It’s the equivalent of asking your friend to knock your wife up, because you need a baby by Easter, but you have neither time nor inclination to do it yourself. The example is pretty wild, but demonstrates the point.
What is the message sent out through the recruiting agency?
Simple: Our people are NOT important enough for us to invest time and energy to select them personally.
And guess what? If people are not important enough before recruiting, they won’t be important enough after recruitment either. This is why talent attrition is so high among consulting firms? And since most firms promote internal competition, when associates leave, they are highly likely to take their clients with them.

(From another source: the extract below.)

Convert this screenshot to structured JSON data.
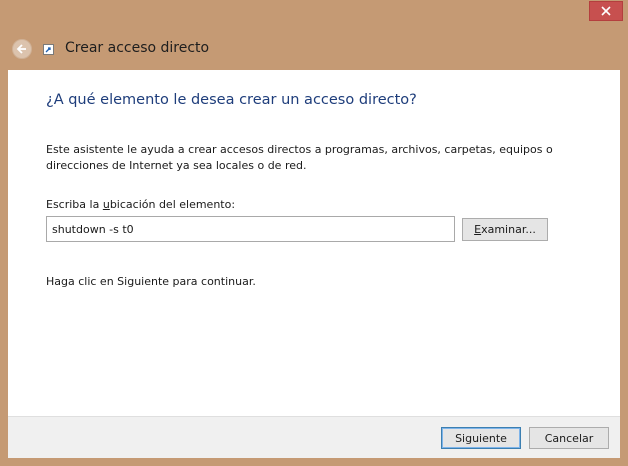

Firms keep shouting at the world they want to partner up with their clients, while often treating their own people like dirt. I believe, first they ought to partner up with their own people and create the kind of environment in which people are excited, energised and enthused to do their best and brightest day in day out.
And it all starts at the recruitment stage.
The basic difference is that while other industries hire people for jobs, consulting firms ought to recruit people for careers. Failing to distinguish between jobs and careers can cause high talent turnover. And that leads to increasing client attrition, and gradually eroding revenues.
I leave you with a thought from the renegade musical genius, Frank Zappa. He once noted…
“When people started taking MBA seriously, that was the beginning of the ruination the North American industrial society. When all decisions are based on an MBA concept of numerical reality, you are deep shit, because the only thing that can be judged as real is that which can be proved by columns of figures. And when all aesthetic decisions are turned over to these kinds of people, who use these criteria to make steering decisions for a company with no regard to people and no regard for what the product really is, and the only thing that matters is maximising your profit, you have a problem.”
Agencies can compare the numerical stuff, but unless firms go deeper, they will always fail to engage their people at the heart level, where enthusiasm, passion and dedication lie.
But clients don’t buy consulting services per se. They buy into relationships with people of specific character. And agencies can’t hire this character, only the firms.